Sunday, 26 February 2012
Brewing Up Trouble
Since you are all doubtless having the vicar around for a cup of Earl Grey this afternoon, I thought you might like to entertain him (or her) with this nugget about the more violent side of the history of tea...
Tea was taxed heavily in the 1700s, which led to smuggling on a huge scale. In September, 1747, a Hampshire shoemaker called Daniel Chater named tea smuggler John Diamond to the authorities. He agreed to identify this Diamond in person, and in February of the following year, rode towards Chichester for that purpose with a customs officer called William Galley. They stopped off at a pub but, unluckily for them, the suspicious landlady and her sons were smugglers. She called in some heavies, and coaxed Chater into explaining the reason for his journey. The two men were plied with booze, and put to bed.
Later, seven of the smugglers woke the pair by poking them in the heads with their spurs. They were then tied to a horse, and ridden 15 miles into Sussex, while being whipped all the way, often slipping under the horse and being battered by its hooves. Occasionally, Galley would have his testicles whacked by one of the smugglers.
Arriving at another pub, Galley was buried alive, and Chater was held under guard for two days, before they decided to finish him off. He was beaten, his nose was cut off, and they tried hanging him, but he clung to life, so they tipped him down a well-shaft. This still didn't achieve the desired effect, so they threw rocks, wooden posts, and railings down the well until he expired.

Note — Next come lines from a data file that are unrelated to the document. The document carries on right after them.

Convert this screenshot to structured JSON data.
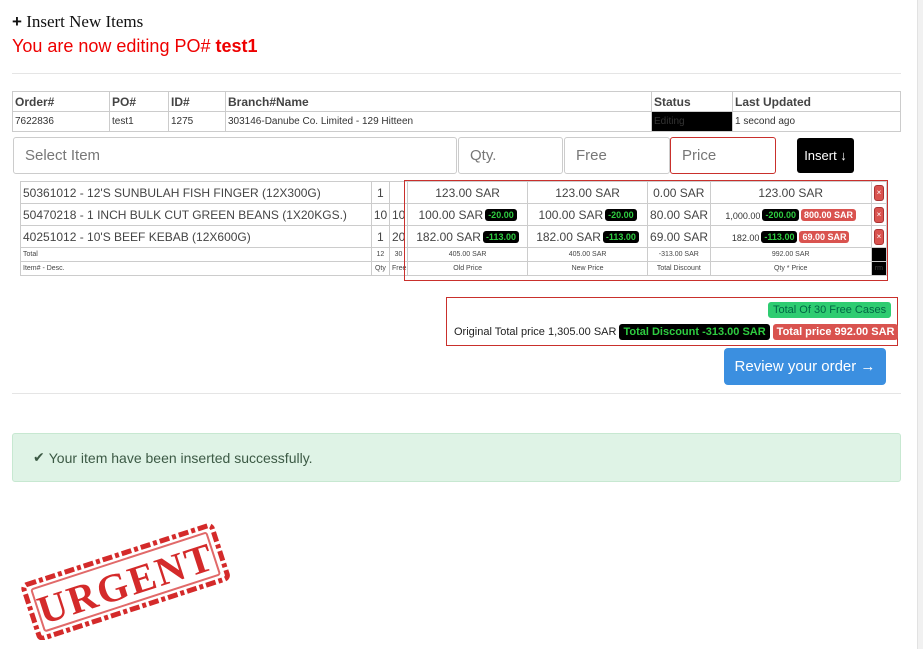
{
  "header": {
    "plus": "+",
    "title": "Insert New Items",
    "editing_prefix": "You are now editing PO#",
    "po": "test1"
  },
  "order_info": {
    "headers": [
      "Order#",
      "PO#",
      "ID#",
      "Branch#Name",
      "Status",
      "Last Updated"
    ],
    "order": "7622836",
    "po": "test1",
    "id": "1275",
    "branch": "303146-Danube Co. Limited - 129 Hitteen",
    "status": "Editing",
    "last_updated": "1 second ago"
  },
  "form": {
    "item_placeholder": "Select Item",
    "qty_placeholder": "Qty.",
    "free_placeholder": "Free",
    "price_placeholder": "Price",
    "insert_label": "Insert ↓"
  },
  "items": [
    {
      "desc": "50361012 - 12'S SUNBULAH FISH FINGER (12X300G)",
      "qty": "1",
      "free": "",
      "old_price": "123.00 SAR",
      "old_disc": "",
      "new_price": "123.00 SAR",
      "new_disc": "",
      "total_discount": "0.00 SAR",
      "line_total": "123.00 SAR",
      "line_disc": "",
      "line_net": "",
      "remove": "×"
    },
    {
      "desc": "50470218 - 1 INCH BULK CUT GREEN BEANS (1X20KGS.)",
      "qty": "10",
      "free": "10",
      "old_price": "100.00 SAR",
      "old_disc": "-20.00",
      "new_price": "100.00 SAR",
      "new_disc": "-20.00",
      "total_discount": "80.00 SAR",
      "line_total": "1,000.00",
      "line_disc": "-200.00",
      "line_net": "800.00 SAR",
      "remove": "×"
    },
    {
      "desc": "40251012 - 10'S BEEF KEBAB (12X600G)",
      "qty": "1",
      "free": "20",
      "old_price": "182.00 SAR",
      "old_disc": "-113.00",
      "new_price": "182.00 SAR",
      "new_disc": "-113.00",
      "total_discount": "69.00 SAR",
      "line_total": "182.00",
      "line_disc": "-113.00",
      "line_net": "69.00 SAR",
      "remove": "×"
    }
  ],
  "totals_row": {
    "label": "Total",
    "qty": "12",
    "free": "30",
    "old": "405.00 SAR",
    "new": "405.00 SAR",
    "disc": "-313.00 SAR",
    "line": "992.00 SAR"
  },
  "labels_row": {
    "desc": "Item# - Desc.",
    "qty": "Qty",
    "free": "Free",
    "old": "Old Price",
    "new": "New Price",
    "disc": "Total Discount",
    "line": "Qty * Price",
    "end": "rm"
  },
  "summary": {
    "free_cases": "Total Of 30 Free Cases",
    "original_total": "Original Total price 1,305.00 SAR",
    "total_discount": "Total Discount -313.00 SAR",
    "total_price": "Total price 992.00 SAR"
  },
  "review_label": "Review your order →",
  "alert": {
    "check": "✔",
    "message": "Your item have been inserted successfully."
  },
  "stamp": {
    "text": "URGENT",
    "color": "#d42a2a"
  }
}
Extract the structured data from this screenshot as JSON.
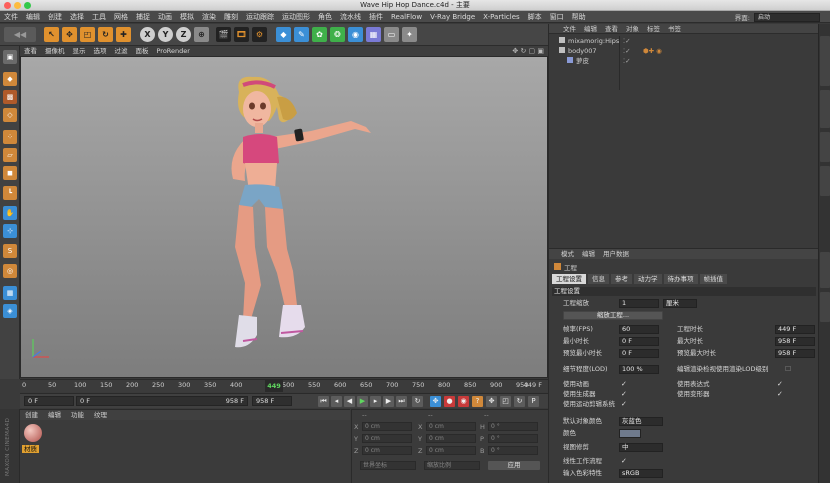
{
  "window": {
    "title": "Wave Hip Hop Dance.c4d - 主要"
  },
  "menu": [
    "文件",
    "编辑",
    "创建",
    "选择",
    "工具",
    "网格",
    "捕捉",
    "动画",
    "模拟",
    "渲染",
    "雕刻",
    "运动跟踪",
    "运动图形",
    "角色",
    "流水线",
    "插件",
    "RealFlow",
    "V-Ray Bridge",
    "X-Particles",
    "脚本",
    "窗口",
    "帮助"
  ],
  "layout": {
    "label": "界面:",
    "value": "启动"
  },
  "toolbar_axes": [
    "X",
    "Y",
    "Z"
  ],
  "viewport_menu": [
    "查看",
    "摄像机",
    "显示",
    "选项",
    "过滤",
    "面板",
    "ProRender"
  ],
  "timeline": {
    "ticks": [
      "0",
      "50",
      "100",
      "150",
      "200",
      "250",
      "300",
      "350",
      "400",
      "449",
      "500",
      "550",
      "600",
      "650",
      "700",
      "750",
      "800",
      "850",
      "900",
      "950"
    ],
    "current": "449",
    "end_label": "449 F"
  },
  "transport": {
    "start": "0 F",
    "current": "0 F",
    "end": "958 F",
    "end2": "958 F"
  },
  "material": {
    "menu": [
      "创建",
      "编辑",
      "功能",
      "纹理"
    ],
    "thumb_label": "材质",
    "brand": "MAXON CINEMA4D"
  },
  "coords": {
    "header": [
      "--",
      "--",
      "--"
    ],
    "rows": [
      {
        "a": "X",
        "av": "0 cm",
        "b": "X",
        "bv": "0 cm",
        "c": "H",
        "cv": "0 °"
      },
      {
        "a": "Y",
        "av": "0 cm",
        "b": "Y",
        "bv": "0 cm",
        "c": "P",
        "cv": "0 °"
      },
      {
        "a": "Z",
        "av": "0 cm",
        "b": "Z",
        "bv": "0 cm",
        "c": "B",
        "cv": "0 °"
      }
    ],
    "mode1": "世界坐标",
    "mode2": "缩放比例",
    "apply": "应用"
  },
  "objects": {
    "menu": [
      "文件",
      "编辑",
      "查看",
      "对象",
      "标签",
      "书签"
    ],
    "items": [
      {
        "name": "mixamorig:Hips",
        "indent": 0
      },
      {
        "name": "body007",
        "indent": 0
      },
      {
        "name": "萝皮",
        "indent": 1
      }
    ]
  },
  "attributes": {
    "menu": [
      "模式",
      "编辑",
      "用户数据"
    ],
    "object_label": "工程",
    "tabs": [
      "工程设置",
      "信息",
      "参考",
      "动力学",
      "待办事项",
      "帧插值"
    ],
    "section": "工程设置",
    "scale_label": "工程缩放",
    "scale_value": "1",
    "scale_unit": "厘米",
    "scale_button": "缩放工程...",
    "fps_label": "帧率(FPS)",
    "fps_value": "60",
    "duration_label": "工程时长",
    "duration_value": "449 F",
    "min_time_label": "最小时长",
    "min_time_value": "0 F",
    "max_time_label": "最大时长",
    "max_time_value": "958 F",
    "preview_min_label": "预览最小时长",
    "preview_min_value": "0 F",
    "preview_max_label": "预览最大时长",
    "preview_max_value": "958 F",
    "lod_label": "细节程度(LOD)",
    "lod_value": "100 %",
    "lod_render_label": "编辑渲染检视使用渲染LOD级别",
    "checks_left": [
      "使用动画",
      "使用生成器",
      "使用运动剪辑系统"
    ],
    "checks_right": [
      "使用表达式",
      "使用变形器"
    ],
    "obj_color_label": "默认对象颜色",
    "obj_color_value": "灰蓝色",
    "color_label": "颜色",
    "color_value": "#6f7a8c",
    "view_clip_label": "视图修剪",
    "view_clip_value": "中",
    "linear_label": "线性工作流程",
    "input_color_label": "输入色彩特性",
    "input_color_value": "sRGB"
  }
}
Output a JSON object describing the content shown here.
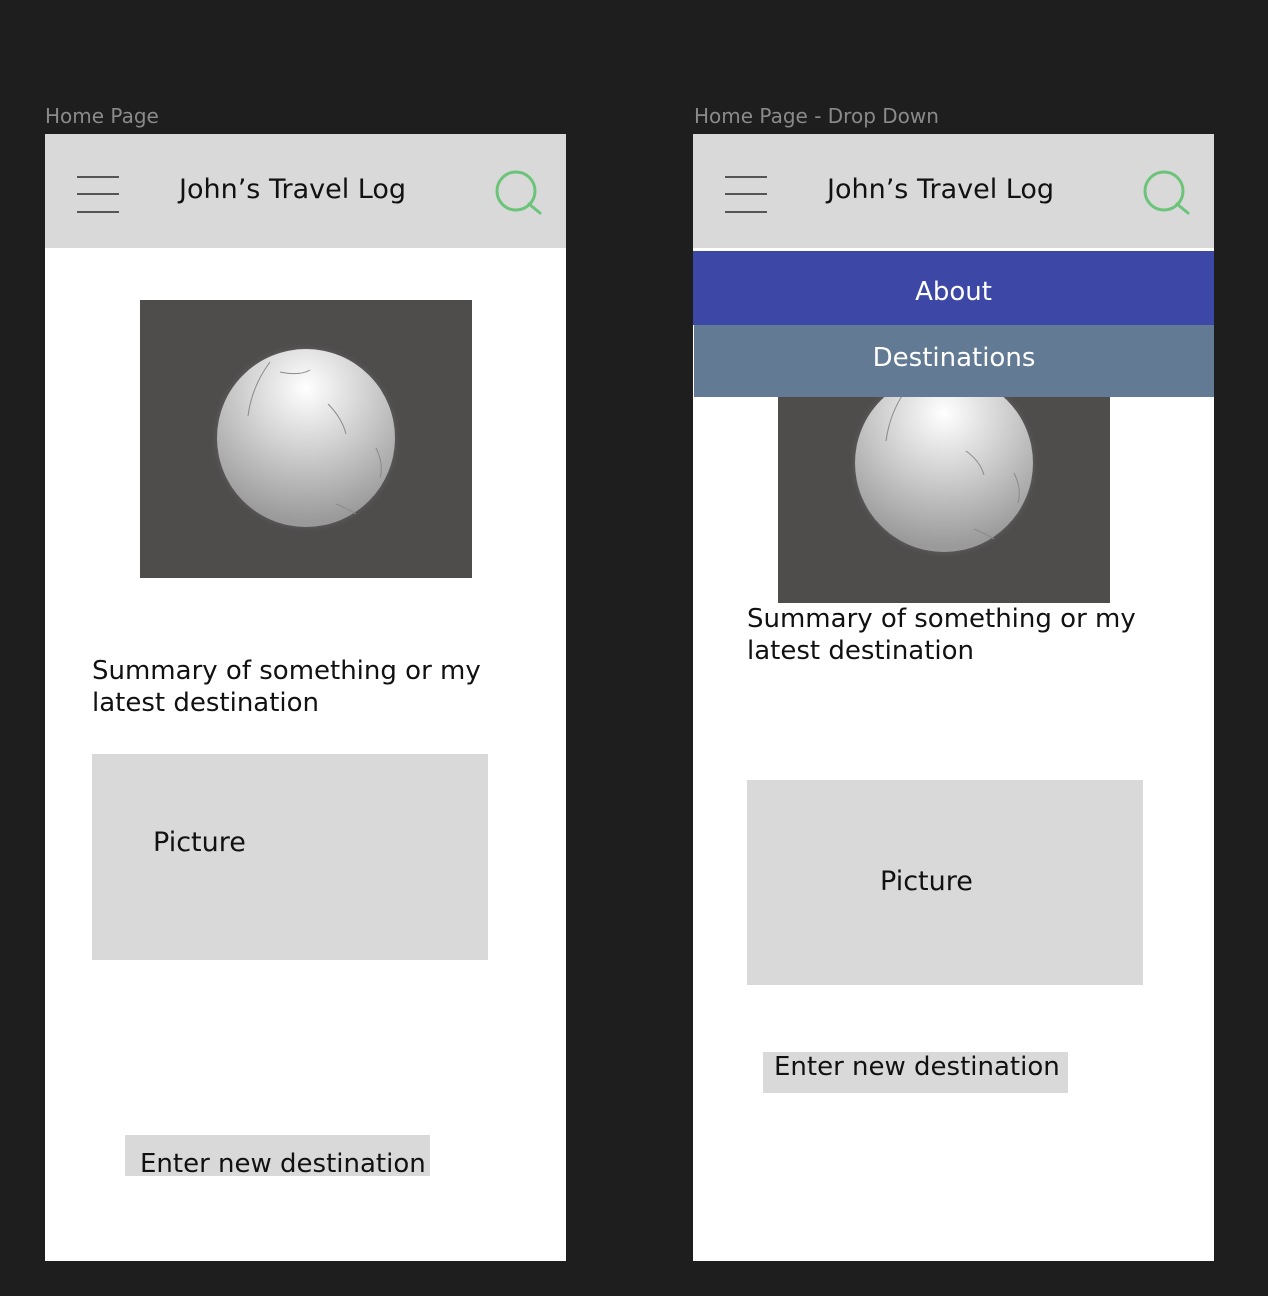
{
  "frames": {
    "home": {
      "label": "Home Page",
      "title": "John’s Travel Log",
      "summary": "Summary of something or my latest destination",
      "picture_label": "Picture",
      "cta_label": "Enter new destination",
      "icons": {
        "menu": "hamburger-menu-icon",
        "search": "search-icon"
      }
    },
    "dropdown": {
      "label": "Home Page - Drop Down",
      "title": "John’s Travel Log",
      "menu": {
        "about": "About",
        "destinations": "Destinations"
      },
      "summary": "Summary of something or my latest destination",
      "picture_label": "Picture",
      "cta_label": "Enter new destination",
      "icons": {
        "menu": "hamburger-menu-icon",
        "search": "search-icon"
      }
    }
  },
  "colors": {
    "canvas": "#1e1e1e",
    "header": "#d9d9d9",
    "search_icon": "#6cc47a",
    "menu_about": "#3c47a6",
    "menu_destinations": "#627a94",
    "hero_background": "#4f4c4c"
  }
}
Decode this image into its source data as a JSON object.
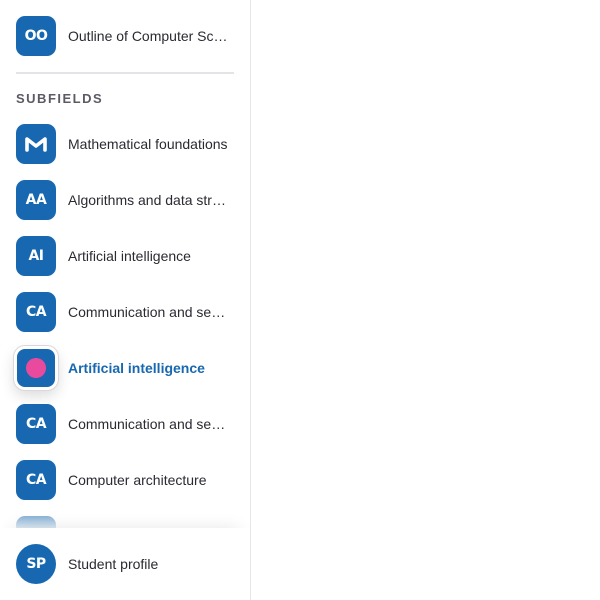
{
  "top_item": {
    "icon_text": "OO",
    "label": "Outline of Computer Science"
  },
  "section": {
    "heading": "SUBFIELDS"
  },
  "subfields": [
    {
      "icon_text": "M",
      "label": "Mathematical foundations"
    },
    {
      "icon_text": "AA",
      "label": "Algorithms and data structures"
    },
    {
      "icon_text": "AI",
      "label": "Artificial intelligence"
    },
    {
      "icon_text": "CA",
      "label": "Communication and security"
    },
    {
      "icon_text": "",
      "label": "Artificial intelligence",
      "active": true,
      "dot_color": "#e94a9e"
    },
    {
      "icon_text": "CA",
      "label": "Communication and security"
    },
    {
      "icon_text": "CA",
      "label": "Computer architecture"
    }
  ],
  "footer": {
    "icon_text": "SP",
    "label": "Student profile"
  },
  "colors": {
    "accent": "#1768b0",
    "active_dot": "#e94a9e",
    "text": "#2a2a32",
    "heading": "#5b5b66"
  },
  "icons": {
    "top_item": "course-icon",
    "subfield": "subfield-icon",
    "active": "dragging-dot-icon",
    "footer": "profile-avatar-icon"
  }
}
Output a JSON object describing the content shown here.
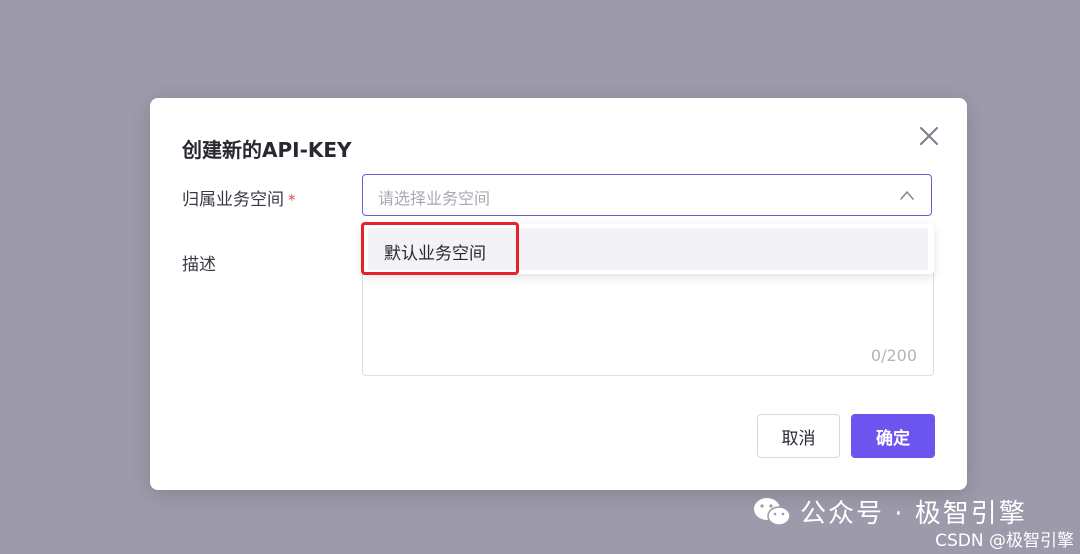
{
  "modal": {
    "title": "创建新的API-KEY",
    "fields": {
      "workspace": {
        "label": "归属业务空间",
        "required_mark": "*",
        "placeholder": "请选择业务空间",
        "dropdown_options": [
          "默认业务空间"
        ]
      },
      "description": {
        "label": "描述",
        "counter": "0/200"
      }
    },
    "buttons": {
      "cancel": "取消",
      "confirm": "确定"
    }
  },
  "colors": {
    "primary": "#6c55ee",
    "highlight": "#e0242a",
    "backdrop": "#9d9aab"
  },
  "watermark": {
    "official": "公众号 · 极智引擎",
    "csdn": "CSDN @极智引擎"
  }
}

Substantial rewards were offered, and led to the arrests, trials, hanging and gibbeting of the ringleaders.
More tea, vicar?